ABOUT THIS TASK: Among the entries that follow, some lines contain the word "banner". Show all of them.

DATA FOR ANALYSIS:
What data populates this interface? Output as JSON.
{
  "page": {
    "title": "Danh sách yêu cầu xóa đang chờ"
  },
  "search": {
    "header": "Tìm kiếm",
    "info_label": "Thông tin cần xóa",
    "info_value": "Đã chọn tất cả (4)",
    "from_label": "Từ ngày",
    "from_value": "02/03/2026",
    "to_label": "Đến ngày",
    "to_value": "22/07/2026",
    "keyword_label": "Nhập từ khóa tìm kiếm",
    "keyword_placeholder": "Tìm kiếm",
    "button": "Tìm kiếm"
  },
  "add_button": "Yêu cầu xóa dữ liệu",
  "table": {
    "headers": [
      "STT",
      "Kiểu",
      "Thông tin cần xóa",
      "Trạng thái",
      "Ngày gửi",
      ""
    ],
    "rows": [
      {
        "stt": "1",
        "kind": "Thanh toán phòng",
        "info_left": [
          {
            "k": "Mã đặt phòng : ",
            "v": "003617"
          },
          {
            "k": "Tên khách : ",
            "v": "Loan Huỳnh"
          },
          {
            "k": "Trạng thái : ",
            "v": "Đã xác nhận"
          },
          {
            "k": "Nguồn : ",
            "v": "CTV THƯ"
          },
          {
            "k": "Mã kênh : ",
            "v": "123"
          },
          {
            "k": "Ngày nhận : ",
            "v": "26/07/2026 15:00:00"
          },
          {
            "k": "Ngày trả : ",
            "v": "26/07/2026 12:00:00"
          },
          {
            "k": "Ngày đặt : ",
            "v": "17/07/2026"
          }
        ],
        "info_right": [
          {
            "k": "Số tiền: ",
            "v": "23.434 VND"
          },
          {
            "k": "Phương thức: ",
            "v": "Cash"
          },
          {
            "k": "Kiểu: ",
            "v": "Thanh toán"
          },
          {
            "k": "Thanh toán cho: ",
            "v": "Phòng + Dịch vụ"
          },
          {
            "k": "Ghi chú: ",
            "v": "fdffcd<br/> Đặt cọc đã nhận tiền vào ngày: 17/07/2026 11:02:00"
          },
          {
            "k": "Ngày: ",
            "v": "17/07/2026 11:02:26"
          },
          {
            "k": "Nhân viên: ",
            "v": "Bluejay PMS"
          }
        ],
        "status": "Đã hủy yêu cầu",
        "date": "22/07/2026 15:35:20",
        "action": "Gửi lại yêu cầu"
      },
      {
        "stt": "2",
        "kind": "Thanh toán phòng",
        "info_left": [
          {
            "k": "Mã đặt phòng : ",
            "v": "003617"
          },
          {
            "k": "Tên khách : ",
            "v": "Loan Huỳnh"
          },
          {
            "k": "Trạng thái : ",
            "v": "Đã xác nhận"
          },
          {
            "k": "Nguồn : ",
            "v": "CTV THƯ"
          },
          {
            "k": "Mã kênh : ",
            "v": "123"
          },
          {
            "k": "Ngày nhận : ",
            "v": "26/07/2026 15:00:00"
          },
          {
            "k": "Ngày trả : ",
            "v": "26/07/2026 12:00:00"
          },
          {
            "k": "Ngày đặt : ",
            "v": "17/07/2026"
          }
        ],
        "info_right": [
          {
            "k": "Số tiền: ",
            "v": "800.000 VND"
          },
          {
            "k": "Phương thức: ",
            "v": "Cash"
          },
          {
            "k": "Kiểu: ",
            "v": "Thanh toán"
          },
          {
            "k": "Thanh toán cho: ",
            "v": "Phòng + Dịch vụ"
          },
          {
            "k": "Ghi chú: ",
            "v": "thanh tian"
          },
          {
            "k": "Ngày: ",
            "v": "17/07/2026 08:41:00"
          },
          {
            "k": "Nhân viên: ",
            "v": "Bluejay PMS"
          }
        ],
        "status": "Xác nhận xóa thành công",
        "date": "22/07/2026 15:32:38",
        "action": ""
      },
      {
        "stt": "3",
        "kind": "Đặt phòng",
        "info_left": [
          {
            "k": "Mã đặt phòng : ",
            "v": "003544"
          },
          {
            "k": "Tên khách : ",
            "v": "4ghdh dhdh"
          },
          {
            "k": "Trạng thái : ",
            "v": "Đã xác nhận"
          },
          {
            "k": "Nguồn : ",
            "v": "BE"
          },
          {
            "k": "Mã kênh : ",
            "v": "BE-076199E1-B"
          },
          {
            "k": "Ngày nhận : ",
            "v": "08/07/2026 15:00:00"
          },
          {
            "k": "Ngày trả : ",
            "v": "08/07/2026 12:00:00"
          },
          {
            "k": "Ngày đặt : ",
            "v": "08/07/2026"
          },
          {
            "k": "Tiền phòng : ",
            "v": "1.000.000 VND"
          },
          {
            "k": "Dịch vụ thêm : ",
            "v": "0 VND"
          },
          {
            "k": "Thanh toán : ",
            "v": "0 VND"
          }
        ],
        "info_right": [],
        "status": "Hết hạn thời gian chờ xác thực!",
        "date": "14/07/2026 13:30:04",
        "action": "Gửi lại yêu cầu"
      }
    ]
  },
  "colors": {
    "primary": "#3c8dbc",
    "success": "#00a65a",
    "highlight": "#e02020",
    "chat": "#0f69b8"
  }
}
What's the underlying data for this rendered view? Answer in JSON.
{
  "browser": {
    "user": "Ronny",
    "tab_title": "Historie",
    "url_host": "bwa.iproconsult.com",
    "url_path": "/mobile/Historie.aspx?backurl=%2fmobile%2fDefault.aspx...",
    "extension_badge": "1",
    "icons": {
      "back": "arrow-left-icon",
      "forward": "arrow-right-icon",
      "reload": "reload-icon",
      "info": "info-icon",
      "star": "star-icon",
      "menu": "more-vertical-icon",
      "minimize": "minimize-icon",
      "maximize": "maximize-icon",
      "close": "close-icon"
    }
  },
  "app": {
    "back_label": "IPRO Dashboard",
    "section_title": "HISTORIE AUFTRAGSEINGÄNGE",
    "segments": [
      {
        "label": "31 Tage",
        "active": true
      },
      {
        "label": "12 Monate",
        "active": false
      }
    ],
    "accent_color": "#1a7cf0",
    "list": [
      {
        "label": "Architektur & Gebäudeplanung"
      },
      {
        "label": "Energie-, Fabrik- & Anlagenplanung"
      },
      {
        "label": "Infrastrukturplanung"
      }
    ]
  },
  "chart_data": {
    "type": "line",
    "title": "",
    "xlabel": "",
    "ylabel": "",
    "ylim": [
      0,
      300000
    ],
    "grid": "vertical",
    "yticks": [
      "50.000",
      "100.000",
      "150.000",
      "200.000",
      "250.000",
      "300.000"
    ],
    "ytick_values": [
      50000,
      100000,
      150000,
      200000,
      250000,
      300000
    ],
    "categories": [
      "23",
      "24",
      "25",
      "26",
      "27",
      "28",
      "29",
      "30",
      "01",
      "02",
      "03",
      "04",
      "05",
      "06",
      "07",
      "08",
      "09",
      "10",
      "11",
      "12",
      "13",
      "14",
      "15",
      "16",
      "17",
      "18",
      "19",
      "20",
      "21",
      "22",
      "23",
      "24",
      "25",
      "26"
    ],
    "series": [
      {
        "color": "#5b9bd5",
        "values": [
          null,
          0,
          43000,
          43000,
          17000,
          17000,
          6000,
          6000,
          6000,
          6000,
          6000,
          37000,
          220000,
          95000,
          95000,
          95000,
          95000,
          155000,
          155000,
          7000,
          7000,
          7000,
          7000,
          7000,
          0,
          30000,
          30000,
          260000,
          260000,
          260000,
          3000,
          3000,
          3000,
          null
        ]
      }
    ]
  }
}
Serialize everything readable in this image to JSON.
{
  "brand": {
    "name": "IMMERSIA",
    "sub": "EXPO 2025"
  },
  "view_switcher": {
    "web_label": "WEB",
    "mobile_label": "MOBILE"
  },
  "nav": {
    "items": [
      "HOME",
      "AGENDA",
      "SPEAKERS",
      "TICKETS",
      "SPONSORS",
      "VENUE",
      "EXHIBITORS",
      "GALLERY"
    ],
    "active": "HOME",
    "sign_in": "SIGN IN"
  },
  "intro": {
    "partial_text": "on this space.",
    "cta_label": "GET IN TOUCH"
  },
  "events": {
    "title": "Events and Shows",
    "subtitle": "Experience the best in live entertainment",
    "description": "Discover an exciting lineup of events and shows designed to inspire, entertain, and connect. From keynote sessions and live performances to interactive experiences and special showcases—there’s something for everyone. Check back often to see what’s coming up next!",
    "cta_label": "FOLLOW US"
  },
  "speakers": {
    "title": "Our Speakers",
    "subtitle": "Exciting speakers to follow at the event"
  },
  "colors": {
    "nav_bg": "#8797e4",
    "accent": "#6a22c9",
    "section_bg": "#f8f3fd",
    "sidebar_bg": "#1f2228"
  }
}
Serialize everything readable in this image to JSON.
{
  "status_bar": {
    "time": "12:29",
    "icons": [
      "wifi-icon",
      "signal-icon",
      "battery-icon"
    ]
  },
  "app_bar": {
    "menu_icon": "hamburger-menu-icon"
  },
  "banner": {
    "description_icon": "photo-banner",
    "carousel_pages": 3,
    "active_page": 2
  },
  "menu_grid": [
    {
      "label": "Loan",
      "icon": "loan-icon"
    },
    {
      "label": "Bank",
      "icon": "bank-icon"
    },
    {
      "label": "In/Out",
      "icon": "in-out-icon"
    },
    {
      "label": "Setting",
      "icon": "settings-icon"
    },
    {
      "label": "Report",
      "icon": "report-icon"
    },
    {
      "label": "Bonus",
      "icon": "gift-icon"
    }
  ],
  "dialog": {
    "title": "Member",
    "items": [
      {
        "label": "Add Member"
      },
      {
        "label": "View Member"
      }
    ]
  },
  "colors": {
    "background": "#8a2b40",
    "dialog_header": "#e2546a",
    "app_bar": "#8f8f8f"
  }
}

EXERCISE ANSWER:
  "banner": {
    "description_icon": "photo-banner",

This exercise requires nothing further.